Trusted Platform Module (TPM, also known as ISO/IEC 11889) is an international standard for a secure cryptoprocessor, a dedicated microcontroller designed to secure hardware through integrated cryptographic keys. The term can also refer to a chip conforming to the standard.
TPM is used for digital rights management (DRM), Windows Defender, Windows Domain logon, protection and enforcement of software licenses, and prevention of cheating in online games.
One of Windows 11’s system requirements is TPM 2.0. Microsoft has stated that this is to help increase security against firmware and ransomware attacks. —Wikipedia, “Trusted Platform Module”
Trusted Platform Module (TPM) technology is designed to provide hardware-based, security-related functions. A TPM chip is a secure crypto-processor that is designed to carry out cryptographic operations. The chip includes multiple physical security mechanisms to make it tamper-resistant, and malicious software is unable to tamper with the security functions of the TPM. Some of the key advantages of using TPM technology are that you can:

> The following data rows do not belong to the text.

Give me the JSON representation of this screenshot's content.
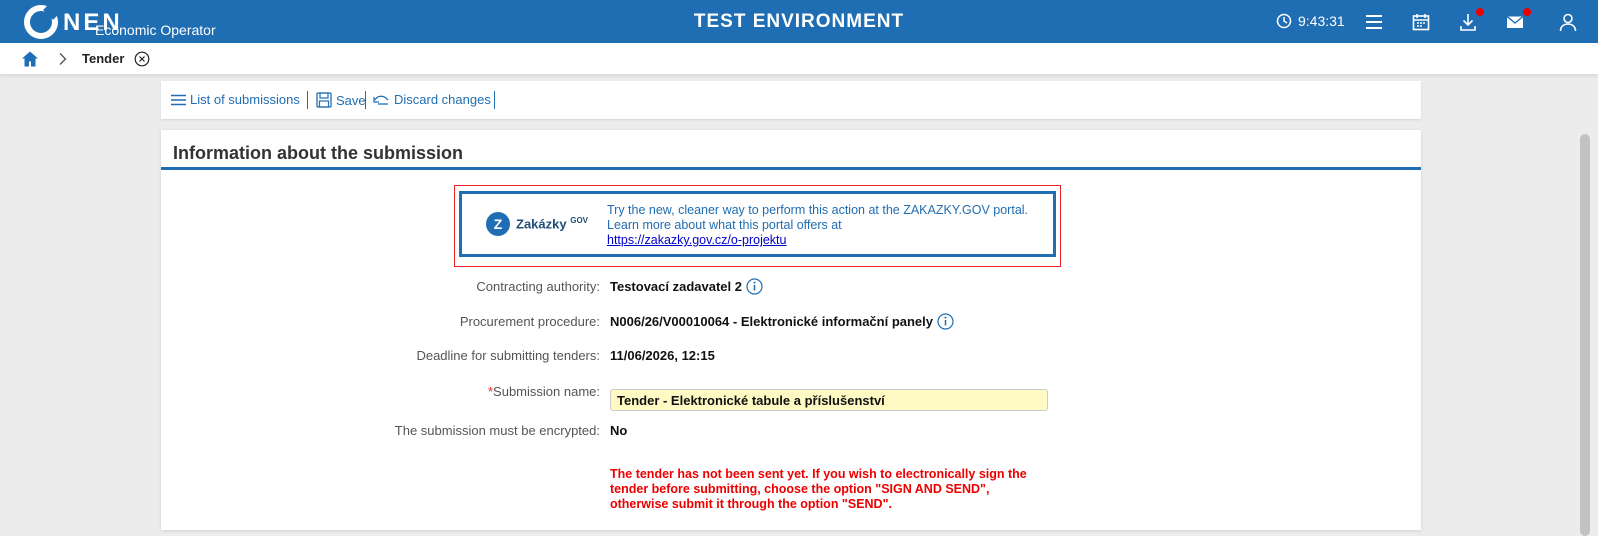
{
  "header": {
    "logo_text": "NEN",
    "logo_subtitle": "Economic Operator",
    "environment": "TEST ENVIRONMENT",
    "time": "9:43:31"
  },
  "breadcrumb": {
    "current": "Tender"
  },
  "toolbar": {
    "list_label": "List of submissions",
    "save_label": "Save",
    "discard_label": "Discard changes"
  },
  "section": {
    "title": "Information about the submission"
  },
  "promo": {
    "brand": "Zakázky",
    "brand_suffix": "GOV",
    "line1": "Try the new, cleaner way to perform this action at the ZAKAZKY.GOV portal.",
    "line2": "Learn more about what this portal offers at",
    "link": "https://zakazky.gov.cz/o-projektu"
  },
  "fields": {
    "authority_label": "Contracting authority:",
    "authority_value": "Testovací zadavatel 2",
    "procedure_label": "Procurement procedure:",
    "procedure_value": "N006/26/V00010064 - Elektronické informační panely",
    "deadline_label": "Deadline for submitting tenders:",
    "deadline_value": "11/06/2026, 12:15",
    "name_required": "*",
    "name_label": "Submission name:",
    "name_value": "Tender - Elektronické tabule a příslušenství",
    "encrypt_label": "The submission must be encrypted:",
    "encrypt_value": "No"
  },
  "warning": "The tender has not been sent yet. If you wish to electronically sign the tender before submitting, choose the option \"SIGN AND SEND\", otherwise submit it through the option \"SEND\".",
  "colors": {
    "brand_blue": "#1f6db2",
    "warning_red": "#ee0000",
    "input_yellow": "#fff9c4"
  }
}
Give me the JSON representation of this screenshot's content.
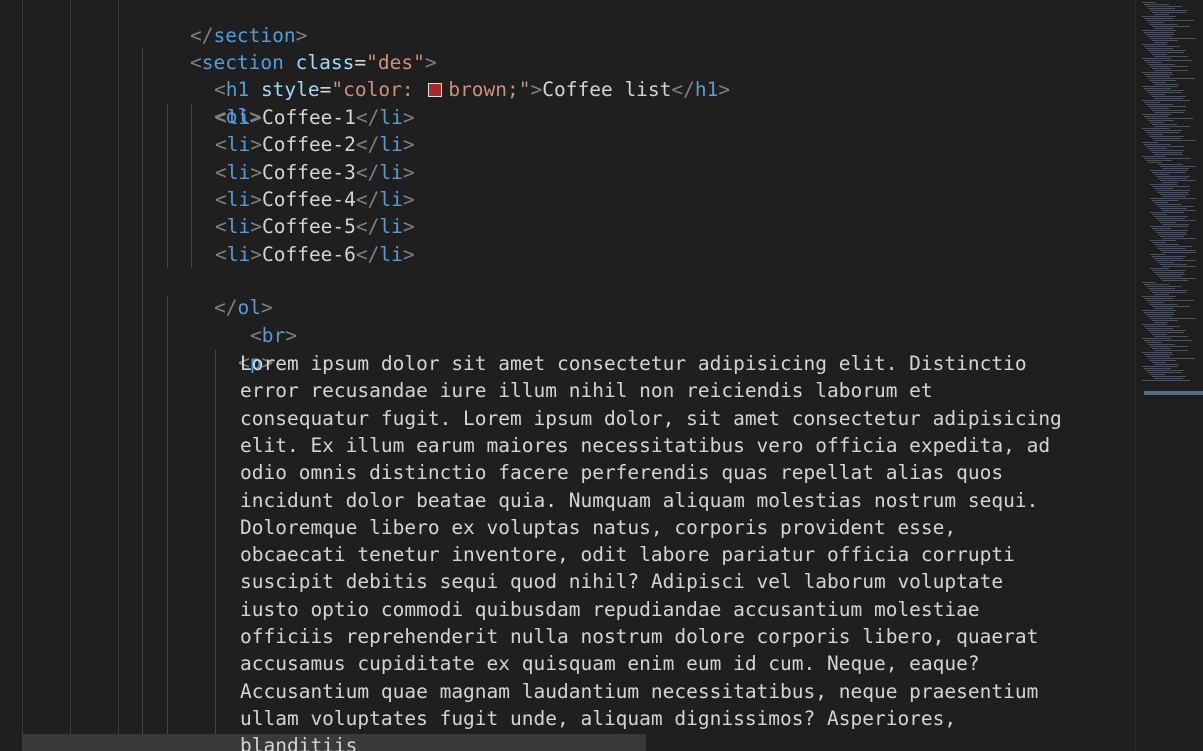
{
  "editor": {
    "lines": {
      "l0": {
        "open": "</",
        "tag": "section",
        "close": ">"
      },
      "l1": {
        "open": "<",
        "tag": "section",
        "attr": " class",
        "eq": "=",
        "val": "\"des\"",
        "close": ">"
      },
      "l2": {
        "open": "<",
        "tag": "h1",
        "attr": " style",
        "eq": "=",
        "val1": "\"color: ",
        "val2": "brown;\"",
        "close": ">",
        "text": "Coffee list",
        "end_open": "</",
        "end_tag": "h1",
        "end_close": ">"
      },
      "l3": {
        "open": "<",
        "tag": "ol",
        "close": ">"
      },
      "items": [
        {
          "text": "Coffee-1"
        },
        {
          "text": "Coffee-2"
        },
        {
          "text": "Coffee-3"
        },
        {
          "text": "Coffee-4"
        },
        {
          "text": "Coffee-5"
        },
        {
          "text": "Coffee-6"
        }
      ],
      "li": {
        "open": "<",
        "tag": "li",
        "close": ">",
        "end_open": "</"
      },
      "l10": {
        "open": "</",
        "tag": "ol",
        "close": ">"
      },
      "l11": {
        "open": "<",
        "tag": "br",
        "close": ">"
      },
      "l12": {
        "open": "<",
        "tag": "p",
        "close": ">"
      },
      "paragraph": [
        "Lorem ipsum dolor sit amet consectetur adipisicing elit. Distinctio",
        "error recusandae iure illum nihil non reiciendis laborum et",
        "consequatur fugit. Lorem ipsum dolor, sit amet consectetur adipisicing",
        "elit. Ex illum earum maiores necessitatibus vero officia expedita, ad",
        "odio omnis distinctio facere perferendis quas repellat alias quos",
        "incidunt dolor beatae quia. Numquam aliquam molestias nostrum sequi.",
        "Doloremque libero ex voluptas natus, corporis provident esse,",
        "obcaecati tenetur inventore, odit labore pariatur officia corrupti",
        "suscipit debitis sequi quod nihil? Adipisci vel laborum voluptate",
        "iusto optio commodi quibusdam repudiandae accusantium molestiae",
        "officiis reprehenderit nulla nostrum dolore corporis libero, quaerat",
        "accusamus cupiditate ex quisquam enim eum id cum. Neque, eaque?",
        "Accusantium quae magnam laudantium necessitatibus, neque praesentium",
        "ullam voluptates fugit unde, aliquam dignissimos? Asperiores,",
        "blanditiis"
      ]
    },
    "swatch_color": "#a52a2a"
  }
}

Generate, store, and limit the use of cryptographic keys.
Use TPM technology for platform device authentication by using the TPM’s unique RSA key, which is burned into it.
Help ensure platform integrity by taking and storing security measurements.
The most common TPM functions are used for system integrity measurements and for key creation and use. During the boot process of a system, the boot code that is loaded (including firmware and the operating system components) can be measured and recorded in the TPM. The integrity measurements can be used as evidence for how a system started and to make sure that a TPM-based key was used only when the correct software was used to boot the system.